|International Classification||A61M5/158, A61B5/05, A61B5/0478, A61B5/0492, A61N1/34|
|Cooperative Classification||A61B5/4893, A61N1/36021|
|Nov 21, 2001||AS||Assignment|
Owner name: CKM DIAGNOSTICS, INC., MONTANA
Free format text: ASSIGNMENT OF ASSIGNORS INTEREST;ASSIGNORS:CORY, JOAN M.;CORY, PHILIP C.;REEL/FRAME:012318/0138
Effective date: 20011119
|Jul 13, 2004||AS||Assignment|
Owner name: NERVONIX, INC., MONTANA
Free format text: MERGER;ASSIGNOR:CKM DIAGNOSTICS, INC.;REEL/FRAME:014836/0944
Effective date: 20040427

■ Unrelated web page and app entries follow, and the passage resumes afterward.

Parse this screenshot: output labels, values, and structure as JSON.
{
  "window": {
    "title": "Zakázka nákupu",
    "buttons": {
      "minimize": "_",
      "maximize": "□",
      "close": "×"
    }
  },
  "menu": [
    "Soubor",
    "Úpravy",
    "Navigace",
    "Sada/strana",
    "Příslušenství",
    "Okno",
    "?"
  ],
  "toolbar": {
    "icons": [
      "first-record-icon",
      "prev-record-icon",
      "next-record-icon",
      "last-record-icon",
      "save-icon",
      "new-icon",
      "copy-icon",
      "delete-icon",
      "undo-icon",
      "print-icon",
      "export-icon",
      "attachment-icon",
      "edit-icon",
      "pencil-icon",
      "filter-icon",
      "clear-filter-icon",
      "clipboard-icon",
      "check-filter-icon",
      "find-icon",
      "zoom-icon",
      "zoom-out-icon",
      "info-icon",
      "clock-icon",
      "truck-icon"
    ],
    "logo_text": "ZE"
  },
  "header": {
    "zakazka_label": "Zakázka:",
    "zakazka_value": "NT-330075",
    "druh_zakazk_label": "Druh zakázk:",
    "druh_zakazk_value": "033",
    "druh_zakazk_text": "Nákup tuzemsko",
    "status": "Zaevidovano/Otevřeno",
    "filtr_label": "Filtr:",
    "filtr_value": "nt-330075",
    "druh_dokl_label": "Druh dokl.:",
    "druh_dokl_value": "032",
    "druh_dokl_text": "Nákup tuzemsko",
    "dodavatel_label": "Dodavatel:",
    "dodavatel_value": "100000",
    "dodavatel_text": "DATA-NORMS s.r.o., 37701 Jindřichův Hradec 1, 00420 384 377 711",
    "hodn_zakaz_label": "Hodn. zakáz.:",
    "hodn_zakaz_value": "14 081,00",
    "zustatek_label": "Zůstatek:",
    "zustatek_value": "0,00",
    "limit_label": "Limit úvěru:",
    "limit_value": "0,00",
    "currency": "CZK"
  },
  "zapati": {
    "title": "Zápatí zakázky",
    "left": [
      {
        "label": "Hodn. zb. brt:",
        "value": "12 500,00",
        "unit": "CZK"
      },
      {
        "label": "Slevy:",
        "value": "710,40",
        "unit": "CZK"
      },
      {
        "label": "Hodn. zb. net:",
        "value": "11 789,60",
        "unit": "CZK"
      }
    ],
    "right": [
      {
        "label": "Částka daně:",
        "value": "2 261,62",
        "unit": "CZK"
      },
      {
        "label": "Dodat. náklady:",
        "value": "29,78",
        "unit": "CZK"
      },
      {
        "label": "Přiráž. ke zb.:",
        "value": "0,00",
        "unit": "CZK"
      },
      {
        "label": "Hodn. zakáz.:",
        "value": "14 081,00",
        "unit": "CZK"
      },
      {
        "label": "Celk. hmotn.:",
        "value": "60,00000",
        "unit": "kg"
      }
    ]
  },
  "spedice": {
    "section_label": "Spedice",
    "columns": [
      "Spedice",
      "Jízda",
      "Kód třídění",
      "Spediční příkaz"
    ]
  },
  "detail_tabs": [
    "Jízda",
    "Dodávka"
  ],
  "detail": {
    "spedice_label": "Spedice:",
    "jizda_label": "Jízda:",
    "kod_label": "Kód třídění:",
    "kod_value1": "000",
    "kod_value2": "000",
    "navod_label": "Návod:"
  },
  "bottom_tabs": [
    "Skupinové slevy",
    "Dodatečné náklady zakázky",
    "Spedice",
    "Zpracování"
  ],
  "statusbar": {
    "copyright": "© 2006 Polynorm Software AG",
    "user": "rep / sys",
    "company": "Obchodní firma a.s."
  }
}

|Jul 14, 2004||AS||Assignment|
Owner name: AXON QUEST, LLC, COLORADO
Free format text: SECURITY AGREEMENT;ASSIGNOR:NERVONIX, INC.;REEL/FRAME:014845/0718
Effective date: 20040505
|Aug 26, 2005||AS||Assignment|
Owner name: NERVONIX, INC., MONTANA
Free format text: RELEASES OF SECURITY AGREEMENTS;ASSIGNOR:AXON QUEST, LLC;REEL/FRAME:016926/0083
Effective date: 20041022
|Aug 31, 2007||FPAY||Fee payment|
Year of fee payment: 4
|Sep 16, 2011||FPAY||Fee payment|
Year of fee payment: 8
|Oct 23, 2015||REMI||Maintenance fee reminder mailed|
|Mar 16, 2016||LAPS||Lapse for failure to pay maintenance fees|
|May 3, 2016||FP||Expired due to failure to pay maintenance fee|
Effective date: 20160316